Provided information section start

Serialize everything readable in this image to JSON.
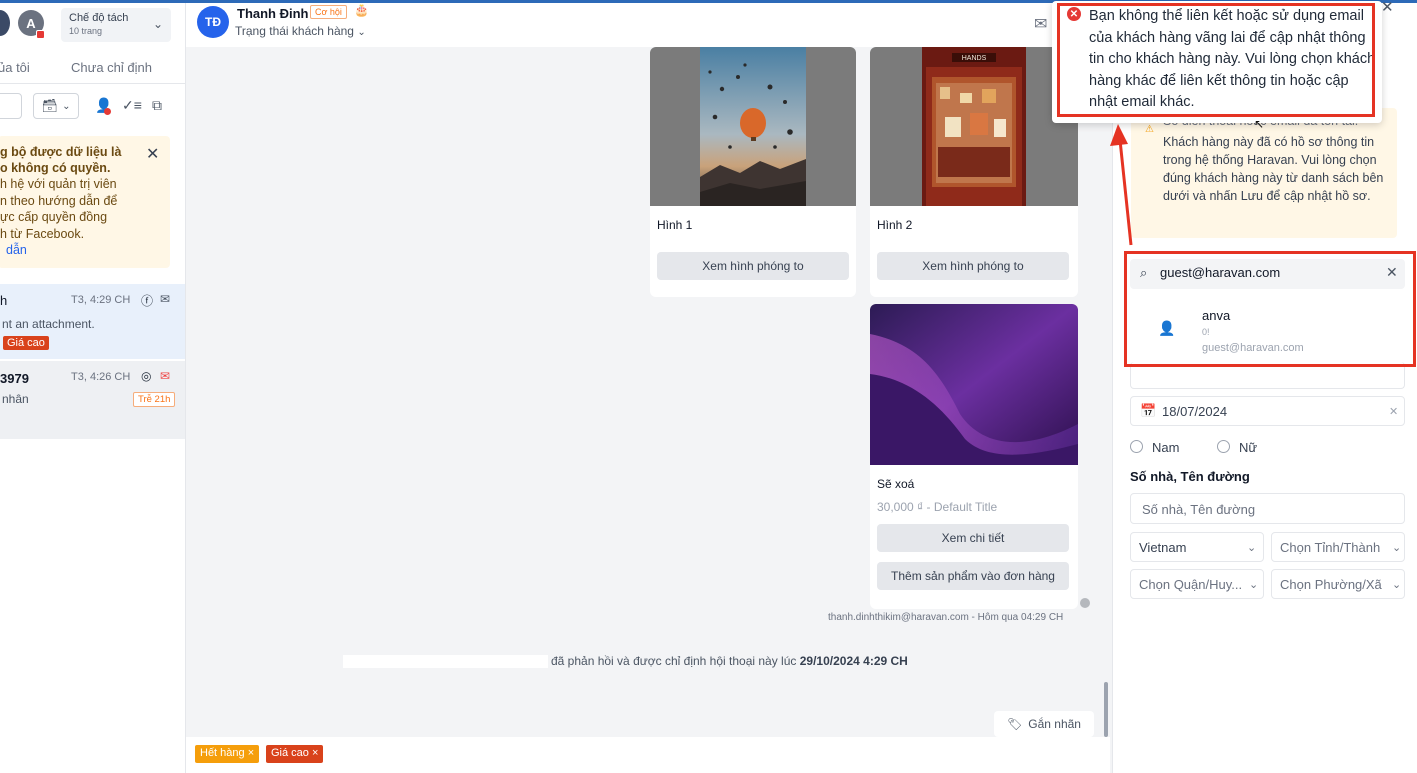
{
  "left_panel": {
    "avatar_letter": "A",
    "mode_title": "Chế độ tách",
    "mode_sub": "10 trang",
    "tab_mine": "ủa tôi",
    "tab_unassigned": "Chưa chỉ định",
    "warning": {
      "bold1": "g bộ được dữ liệu là",
      "bold2": "o không có quyền.",
      "line1": "h hệ với quản trị viên",
      "line2": "n theo hướng dẫn để",
      "line3": "ực cấp quyền đồng",
      "line4": "h từ Facebook.",
      "link": "dẫn"
    },
    "conversations": [
      {
        "name": "h",
        "time": "T3, 4:29 CH",
        "message": "nt an attachment.",
        "tag": "Giá cao"
      },
      {
        "name": "3979",
        "time": "T3, 4:26 CH",
        "message": "nhân",
        "late": "Trễ 21h"
      }
    ]
  },
  "chat_header": {
    "initials": "TĐ",
    "name": "Thanh Đinh",
    "badge": "Cơ hội",
    "status": "Trạng thái khách hàng"
  },
  "cards": [
    {
      "title": "Hình 1",
      "button": "Xem hình phóng to"
    },
    {
      "title": "Hình 2",
      "button": "Xem hình phóng to",
      "shop_sign": "HANDS"
    },
    {
      "title": "Sẽ xoá",
      "subtitle": "30,000 ₫ - Default Title",
      "button1": "Xem chi tiết",
      "button2": "Thêm sản phẩm vào đơn hàng"
    }
  ],
  "chat": {
    "sender": "thanh.dinhthikim@haravan.com - Hôm qua 04:29 CH",
    "assign_text": "đã phản hồi và được chỉ định hội thoại này lúc",
    "assign_time": "29/10/2024 4:29 CH",
    "tag_button": "Gắn nhãn"
  },
  "bottom_tags": [
    {
      "label": "Hết hàng ×",
      "color": "#f59e0b"
    },
    {
      "label": "Giá cao ×",
      "color": "#d9421b"
    }
  ],
  "right_panel": {
    "warning": "Khách hàng này đã có hồ sơ thông tin trong hệ thống Haravan. Vui lòng chọn đúng khách hàng này từ danh sách bên dưới và nhấn Lưu để cập nhật hồ sơ.",
    "warning_top": "Số điện thoại hoặc email đã tồn tại.",
    "search_value": "guest@haravan.com",
    "result": {
      "name": "anva",
      "phone": "0!",
      "email": "guest@haravan.com"
    },
    "birthday": "18/07/2024",
    "gender_male": "Nam",
    "gender_female": "Nữ",
    "address_label": "Số nhà, Tên đường",
    "address_placeholder": "Số nhà, Tên đường",
    "country": "Vietnam",
    "province_placeholder": "Chọn Tỉnh/Thành",
    "district_placeholder": "Chọn Quận/Huy...",
    "ward_placeholder": "Chọn Phường/Xã"
  },
  "toast": {
    "message": "Bạn không thể liên kết hoặc sử dụng email của khách hàng vãng lai để cập nhật thông tin cho khách hàng này. Vui lòng chọn khách hàng khác để liên kết thông tin hoặc cập nhật email khác."
  }
}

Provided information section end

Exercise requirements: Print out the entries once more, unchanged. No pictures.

Your solution:
Serialize everything readable in this image to JSON.
{
  "left_panel": {
    "avatar_letter": "A",
    "mode_title": "Chế độ tách",
    "mode_sub": "10 trang",
    "tab_mine": "ủa tôi",
    "tab_unassigned": "Chưa chỉ định",
    "warning": {
      "bold1": "g bộ được dữ liệu là",
      "bold2": "o không có quyền.",
      "line1": "h hệ với quản trị viên",
      "line2": "n theo hướng dẫn để",
      "line3": "ực cấp quyền đồng",
      "line4": "h từ Facebook.",
      "link": "dẫn"
    },
    "conversations": [
      {
        "name": "h",
        "time": "T3, 4:29 CH",
        "message": "nt an attachment.",
        "tag": "Giá cao"
      },
      {
        "name": "3979",
        "time": "T3, 4:26 CH",
        "message": "nhân",
        "late": "Trễ 21h"
      }
    ]
  },
  "chat_header": {
    "initials": "TĐ",
    "name": "Thanh Đinh",
    "badge": "Cơ hội",
    "status": "Trạng thái khách hàng"
  },
  "cards": [
    {
      "title": "Hình 1",
      "button": "Xem hình phóng to"
    },
    {
      "title": "Hình 2",
      "button": "Xem hình phóng to",
      "shop_sign": "HANDS"
    },
    {
      "title": "Sẽ xoá",
      "subtitle": "30,000 ₫ - Default Title",
      "button1": "Xem chi tiết",
      "button2": "Thêm sản phẩm vào đơn hàng"
    }
  ],
  "chat": {
    "sender": "thanh.dinhthikim@haravan.com - Hôm qua 04:29 CH",
    "assign_text": "đã phản hồi và được chỉ định hội thoại này lúc",
    "assign_time": "29/10/2024 4:29 CH",
    "tag_button": "Gắn nhãn"
  },
  "bottom_tags": [
    {
      "label": "Hết hàng ×",
      "color": "#f59e0b"
    },
    {
      "label": "Giá cao ×",
      "color": "#d9421b"
    }
  ],
  "right_panel": {
    "warning": "Khách hàng này đã có hồ sơ thông tin trong hệ thống Haravan. Vui lòng chọn đúng khách hàng này từ danh sách bên dưới và nhấn Lưu để cập nhật hồ sơ.",
    "warning_top": "Số điện thoại hoặc email đã tồn tại.",
    "search_value": "guest@haravan.com",
    "result": {
      "name": "anva",
      "phone": "0!",
      "email": "guest@haravan.com"
    },
    "birthday": "18/07/2024",
    "gender_male": "Nam",
    "gender_female": "Nữ",
    "address_label": "Số nhà, Tên đường",
    "address_placeholder": "Số nhà, Tên đường",
    "country": "Vietnam",
    "province_placeholder": "Chọn Tỉnh/Thành",
    "district_placeholder": "Chọn Quận/Huy...",
    "ward_placeholder": "Chọn Phường/Xã"
  },
  "toast": {
    "message": "Bạn không thể liên kết hoặc sử dụng email của khách hàng vãng lai để cập nhật thông tin cho khách hàng này. Vui lòng chọn khách hàng khác để liên kết thông tin hoặc cập nhật email khác."
  }
}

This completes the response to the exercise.